    Anniversary
    image

    image
    southernbelle0915japrincess24
  • Erikan73 said:

    You can have a commitment ceremony, but depending on your faith, they may or may not allow you to do that in your church. If you would go that route, just make sure you are inviting everyone to a commitment ceremony and not a wedding. To me it wouldn't seem right to tell everyone it's a wedding when it's a commitment ceremony, which is like a big lie to everyone & then lying in a church really seems wrong to me.

    I totally get the reasons you don't want to legally be married but think of this as a spouse you

    -Get a say in emergency medical treatment

    -Aren't restricted to visitation or access to medical information as just the girlfriend/boyfriend

    -You get no say in anything  in the event of death (unless you get wills drawn up then it won't matter)

     




    All of this. And even if you have powers of attorney, wills, living wills, etc drawn up to try to get some of the protections that marriage would give you, your families could still challenge these. There's a chance a court would disregard such documents. Even if you eventually won and the legal document was upheld, you'd be wasting a lot of time and money.

    Don't worry guys, I have the Wedding Police AND the Whambulance on speed dial!
  • I'm sorry, all of this just seems ridiculous to me.  I can safely say I that I agree with PP's. 

    Also, FYI: just because you are married doesn't mean you are taking on the other persons debt.  I have more debt than my fiance but I do not expect him to take any of it.  I accrued the debt prior to us getting engaged so I am taking responsibility for it.  I know other people have different views on that so it really just depends on how you want to handle it.  But just so its clear to you, just because you are married does not mean you have to share debt.  That is a conversation that you will need to have with one another.

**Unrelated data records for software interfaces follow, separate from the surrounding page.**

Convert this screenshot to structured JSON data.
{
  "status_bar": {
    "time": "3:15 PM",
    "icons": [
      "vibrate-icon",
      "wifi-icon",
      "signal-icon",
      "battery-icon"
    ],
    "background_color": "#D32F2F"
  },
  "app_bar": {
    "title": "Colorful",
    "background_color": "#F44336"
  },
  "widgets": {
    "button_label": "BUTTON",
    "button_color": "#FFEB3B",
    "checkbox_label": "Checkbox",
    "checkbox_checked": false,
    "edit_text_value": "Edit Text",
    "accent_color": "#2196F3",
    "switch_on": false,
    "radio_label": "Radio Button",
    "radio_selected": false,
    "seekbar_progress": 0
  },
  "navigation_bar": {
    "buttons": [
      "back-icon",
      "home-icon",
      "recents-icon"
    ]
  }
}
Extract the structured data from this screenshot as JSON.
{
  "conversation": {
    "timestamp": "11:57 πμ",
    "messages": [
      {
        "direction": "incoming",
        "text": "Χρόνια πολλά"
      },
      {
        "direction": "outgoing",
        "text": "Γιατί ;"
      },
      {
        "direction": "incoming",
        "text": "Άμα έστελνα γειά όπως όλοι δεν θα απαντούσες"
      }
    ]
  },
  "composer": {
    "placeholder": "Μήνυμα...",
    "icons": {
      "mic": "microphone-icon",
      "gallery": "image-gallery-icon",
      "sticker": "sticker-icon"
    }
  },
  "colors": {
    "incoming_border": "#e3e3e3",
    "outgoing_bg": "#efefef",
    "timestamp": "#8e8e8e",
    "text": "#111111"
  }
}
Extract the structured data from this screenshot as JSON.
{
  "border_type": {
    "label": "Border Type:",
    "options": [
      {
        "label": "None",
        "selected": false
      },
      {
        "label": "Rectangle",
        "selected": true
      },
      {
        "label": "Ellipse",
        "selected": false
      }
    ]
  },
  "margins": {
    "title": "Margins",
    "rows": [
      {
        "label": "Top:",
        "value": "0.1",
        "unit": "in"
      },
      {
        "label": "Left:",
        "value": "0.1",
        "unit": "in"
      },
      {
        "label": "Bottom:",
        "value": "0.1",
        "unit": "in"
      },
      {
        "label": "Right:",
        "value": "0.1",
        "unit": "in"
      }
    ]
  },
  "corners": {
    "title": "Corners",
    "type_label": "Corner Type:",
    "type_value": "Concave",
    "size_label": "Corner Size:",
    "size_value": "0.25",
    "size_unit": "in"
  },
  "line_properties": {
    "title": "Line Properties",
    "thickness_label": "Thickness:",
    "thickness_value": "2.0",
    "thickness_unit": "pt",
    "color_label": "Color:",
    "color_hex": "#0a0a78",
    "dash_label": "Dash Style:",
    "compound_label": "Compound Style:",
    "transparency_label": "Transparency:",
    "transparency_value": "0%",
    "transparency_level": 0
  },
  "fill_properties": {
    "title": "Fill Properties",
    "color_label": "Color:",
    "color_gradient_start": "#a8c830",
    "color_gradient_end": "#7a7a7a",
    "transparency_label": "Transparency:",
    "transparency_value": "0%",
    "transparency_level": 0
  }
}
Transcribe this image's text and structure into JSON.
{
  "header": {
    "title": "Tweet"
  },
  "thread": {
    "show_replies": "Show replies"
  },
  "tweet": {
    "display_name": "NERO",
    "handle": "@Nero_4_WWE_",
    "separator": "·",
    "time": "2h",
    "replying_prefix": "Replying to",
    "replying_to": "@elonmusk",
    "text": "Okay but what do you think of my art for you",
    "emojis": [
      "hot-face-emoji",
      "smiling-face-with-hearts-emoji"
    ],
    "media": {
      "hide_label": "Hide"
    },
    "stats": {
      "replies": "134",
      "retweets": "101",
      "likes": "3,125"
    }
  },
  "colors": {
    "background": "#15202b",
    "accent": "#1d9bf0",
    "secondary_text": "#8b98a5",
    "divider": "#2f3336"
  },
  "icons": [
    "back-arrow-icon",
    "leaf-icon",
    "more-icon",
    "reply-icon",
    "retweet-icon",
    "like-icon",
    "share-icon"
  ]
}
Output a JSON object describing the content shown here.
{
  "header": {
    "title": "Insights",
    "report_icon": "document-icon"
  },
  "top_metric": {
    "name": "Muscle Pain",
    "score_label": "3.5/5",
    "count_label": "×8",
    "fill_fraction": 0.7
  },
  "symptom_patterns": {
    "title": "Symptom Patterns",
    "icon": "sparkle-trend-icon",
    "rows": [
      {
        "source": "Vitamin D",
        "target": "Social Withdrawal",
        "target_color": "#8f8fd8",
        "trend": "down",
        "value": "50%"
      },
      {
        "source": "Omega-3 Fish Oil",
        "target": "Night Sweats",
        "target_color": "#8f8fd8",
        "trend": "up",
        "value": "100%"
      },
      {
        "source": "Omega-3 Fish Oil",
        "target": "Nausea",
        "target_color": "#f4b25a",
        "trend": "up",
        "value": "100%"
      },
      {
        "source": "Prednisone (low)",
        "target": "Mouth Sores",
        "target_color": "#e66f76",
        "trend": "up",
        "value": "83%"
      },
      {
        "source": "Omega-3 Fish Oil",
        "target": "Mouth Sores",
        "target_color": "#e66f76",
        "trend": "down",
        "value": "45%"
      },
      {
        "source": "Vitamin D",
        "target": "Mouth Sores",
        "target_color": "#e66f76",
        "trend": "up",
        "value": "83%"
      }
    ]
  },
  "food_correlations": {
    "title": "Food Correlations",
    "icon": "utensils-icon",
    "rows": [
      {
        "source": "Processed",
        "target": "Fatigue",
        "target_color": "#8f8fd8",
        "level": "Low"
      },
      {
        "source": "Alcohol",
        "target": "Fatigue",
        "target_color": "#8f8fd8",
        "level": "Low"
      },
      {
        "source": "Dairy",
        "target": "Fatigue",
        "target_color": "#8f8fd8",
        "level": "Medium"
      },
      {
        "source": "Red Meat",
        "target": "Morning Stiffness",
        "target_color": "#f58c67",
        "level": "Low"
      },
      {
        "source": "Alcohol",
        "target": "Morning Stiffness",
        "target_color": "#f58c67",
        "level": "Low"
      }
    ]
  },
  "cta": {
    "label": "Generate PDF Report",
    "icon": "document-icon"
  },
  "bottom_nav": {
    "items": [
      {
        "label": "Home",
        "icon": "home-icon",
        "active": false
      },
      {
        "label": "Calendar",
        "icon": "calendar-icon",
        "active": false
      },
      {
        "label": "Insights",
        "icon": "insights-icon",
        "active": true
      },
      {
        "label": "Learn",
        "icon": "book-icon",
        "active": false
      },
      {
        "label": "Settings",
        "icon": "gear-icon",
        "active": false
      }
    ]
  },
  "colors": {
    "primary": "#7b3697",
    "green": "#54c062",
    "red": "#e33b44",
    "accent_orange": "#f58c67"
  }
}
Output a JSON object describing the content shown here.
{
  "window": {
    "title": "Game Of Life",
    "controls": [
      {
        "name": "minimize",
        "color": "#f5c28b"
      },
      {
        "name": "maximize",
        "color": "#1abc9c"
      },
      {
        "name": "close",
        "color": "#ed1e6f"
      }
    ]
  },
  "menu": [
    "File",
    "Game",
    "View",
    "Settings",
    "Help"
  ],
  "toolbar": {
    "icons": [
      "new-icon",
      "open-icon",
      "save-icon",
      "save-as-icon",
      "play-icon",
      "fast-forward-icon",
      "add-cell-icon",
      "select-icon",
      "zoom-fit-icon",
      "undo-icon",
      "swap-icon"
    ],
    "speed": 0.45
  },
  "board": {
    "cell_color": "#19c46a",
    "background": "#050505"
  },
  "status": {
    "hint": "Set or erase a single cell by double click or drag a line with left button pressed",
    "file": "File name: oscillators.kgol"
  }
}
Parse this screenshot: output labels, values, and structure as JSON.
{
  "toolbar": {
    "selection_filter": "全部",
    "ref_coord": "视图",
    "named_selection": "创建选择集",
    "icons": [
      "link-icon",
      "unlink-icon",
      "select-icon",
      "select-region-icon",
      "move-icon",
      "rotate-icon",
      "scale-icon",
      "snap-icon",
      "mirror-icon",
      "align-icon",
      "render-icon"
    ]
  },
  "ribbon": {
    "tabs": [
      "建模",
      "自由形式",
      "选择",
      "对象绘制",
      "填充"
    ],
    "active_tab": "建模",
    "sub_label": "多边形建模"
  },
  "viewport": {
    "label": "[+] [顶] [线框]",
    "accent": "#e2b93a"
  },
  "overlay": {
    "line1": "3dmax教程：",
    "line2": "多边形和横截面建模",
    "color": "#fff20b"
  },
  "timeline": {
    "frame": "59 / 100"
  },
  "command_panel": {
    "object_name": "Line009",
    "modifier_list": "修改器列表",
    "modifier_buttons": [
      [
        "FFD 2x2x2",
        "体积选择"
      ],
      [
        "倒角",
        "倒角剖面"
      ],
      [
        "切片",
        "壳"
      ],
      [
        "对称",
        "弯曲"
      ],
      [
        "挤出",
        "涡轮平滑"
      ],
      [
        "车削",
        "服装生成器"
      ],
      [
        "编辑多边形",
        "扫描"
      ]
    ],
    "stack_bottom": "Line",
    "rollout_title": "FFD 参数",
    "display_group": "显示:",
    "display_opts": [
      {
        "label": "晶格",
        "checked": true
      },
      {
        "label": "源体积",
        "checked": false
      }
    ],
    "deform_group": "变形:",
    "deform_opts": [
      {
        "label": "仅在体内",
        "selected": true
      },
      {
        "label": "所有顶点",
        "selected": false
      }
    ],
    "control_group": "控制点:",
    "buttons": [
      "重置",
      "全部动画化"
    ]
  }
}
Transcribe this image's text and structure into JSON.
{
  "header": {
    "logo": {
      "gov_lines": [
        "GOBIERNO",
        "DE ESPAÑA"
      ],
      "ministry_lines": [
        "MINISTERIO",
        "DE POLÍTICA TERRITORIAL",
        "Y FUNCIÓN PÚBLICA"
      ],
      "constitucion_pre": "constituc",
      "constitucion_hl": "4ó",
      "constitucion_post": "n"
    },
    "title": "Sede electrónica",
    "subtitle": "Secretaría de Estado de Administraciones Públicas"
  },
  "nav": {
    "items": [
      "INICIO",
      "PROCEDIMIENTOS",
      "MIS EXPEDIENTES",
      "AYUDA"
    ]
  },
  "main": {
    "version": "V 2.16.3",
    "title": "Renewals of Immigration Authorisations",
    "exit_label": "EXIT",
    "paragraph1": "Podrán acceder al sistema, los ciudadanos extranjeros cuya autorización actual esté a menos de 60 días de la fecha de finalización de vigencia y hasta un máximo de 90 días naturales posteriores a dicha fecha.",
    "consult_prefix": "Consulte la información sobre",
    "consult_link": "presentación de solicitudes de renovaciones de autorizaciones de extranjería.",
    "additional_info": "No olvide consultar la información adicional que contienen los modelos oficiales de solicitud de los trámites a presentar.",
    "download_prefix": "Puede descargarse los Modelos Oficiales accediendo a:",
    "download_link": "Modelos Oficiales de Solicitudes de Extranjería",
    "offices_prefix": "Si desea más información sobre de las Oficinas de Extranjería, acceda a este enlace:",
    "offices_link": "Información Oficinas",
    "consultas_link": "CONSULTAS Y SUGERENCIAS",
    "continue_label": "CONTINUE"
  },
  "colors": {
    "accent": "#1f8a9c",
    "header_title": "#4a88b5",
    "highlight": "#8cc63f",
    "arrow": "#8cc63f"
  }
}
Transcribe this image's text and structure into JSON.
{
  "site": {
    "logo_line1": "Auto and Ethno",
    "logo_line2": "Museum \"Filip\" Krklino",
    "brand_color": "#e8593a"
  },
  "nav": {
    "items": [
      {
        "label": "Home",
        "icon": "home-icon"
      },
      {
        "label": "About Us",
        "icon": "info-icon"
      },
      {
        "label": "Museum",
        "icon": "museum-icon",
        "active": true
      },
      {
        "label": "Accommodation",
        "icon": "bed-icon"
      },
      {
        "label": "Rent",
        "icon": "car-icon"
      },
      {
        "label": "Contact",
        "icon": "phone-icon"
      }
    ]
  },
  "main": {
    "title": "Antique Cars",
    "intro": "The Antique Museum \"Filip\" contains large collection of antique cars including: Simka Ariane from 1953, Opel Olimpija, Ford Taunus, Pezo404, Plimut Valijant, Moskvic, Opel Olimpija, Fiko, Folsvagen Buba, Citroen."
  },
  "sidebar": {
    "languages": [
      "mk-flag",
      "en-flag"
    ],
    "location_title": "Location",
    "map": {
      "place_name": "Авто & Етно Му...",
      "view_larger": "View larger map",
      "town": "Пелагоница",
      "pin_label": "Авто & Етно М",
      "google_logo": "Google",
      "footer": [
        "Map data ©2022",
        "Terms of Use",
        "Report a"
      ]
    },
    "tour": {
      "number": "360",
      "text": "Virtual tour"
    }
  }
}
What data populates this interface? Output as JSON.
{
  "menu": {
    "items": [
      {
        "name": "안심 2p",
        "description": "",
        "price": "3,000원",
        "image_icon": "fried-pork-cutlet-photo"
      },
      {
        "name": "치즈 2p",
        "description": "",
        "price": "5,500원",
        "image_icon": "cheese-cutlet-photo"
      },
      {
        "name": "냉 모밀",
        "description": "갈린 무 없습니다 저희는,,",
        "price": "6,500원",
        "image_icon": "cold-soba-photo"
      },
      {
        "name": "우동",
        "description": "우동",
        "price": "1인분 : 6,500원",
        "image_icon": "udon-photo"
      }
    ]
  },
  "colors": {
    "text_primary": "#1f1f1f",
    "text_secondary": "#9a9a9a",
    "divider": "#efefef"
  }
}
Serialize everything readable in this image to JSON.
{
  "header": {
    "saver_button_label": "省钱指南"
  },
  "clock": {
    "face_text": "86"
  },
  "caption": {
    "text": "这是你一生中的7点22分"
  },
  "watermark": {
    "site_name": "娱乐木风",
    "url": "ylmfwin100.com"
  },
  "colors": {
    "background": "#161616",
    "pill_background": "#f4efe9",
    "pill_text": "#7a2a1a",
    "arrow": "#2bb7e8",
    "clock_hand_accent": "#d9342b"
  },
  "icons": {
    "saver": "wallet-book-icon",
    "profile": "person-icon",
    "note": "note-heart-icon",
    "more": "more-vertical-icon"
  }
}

    I do not understand that point of having a church "wedding" but not making it legal. To make your marriage legal you need a marriage license. 
    Wedding Countdown Ticker
  • It depends on where you live, and I urge you to research your state's common law marriage statutes before making any decisions. For instance, here in Texas, common law marriage only takes 6 months of living together OR simply referring to each other as husband and wife in public - like say, at a Church ceremony.  :) And whether or not there is a license on file, community property laws are attached to common law marriages, in the states where they apply.  So basically, what I'm saying is, sorry - but there's no "marriage lite."  :)

    Of course, you can have a commitment ceremony anywhere, with any Officiant who will perform them, but generally, a church doesn't do that sort of thing. They are usually reserved for legal unions and require premarital counseling within the church. But talk to them and see what they say. They might help you figure out what it is that you and your boyfriend really want to accomplish, and the best way to achieve it.

    Goo luck! :)

     

  • You can probably get married then file separate returns /file some kind of legal document about the debt etc - that way you are not making each other responsible -keep insurance bank accounts separate -
This discussion has been closed.
Choose Another Board
Search Boards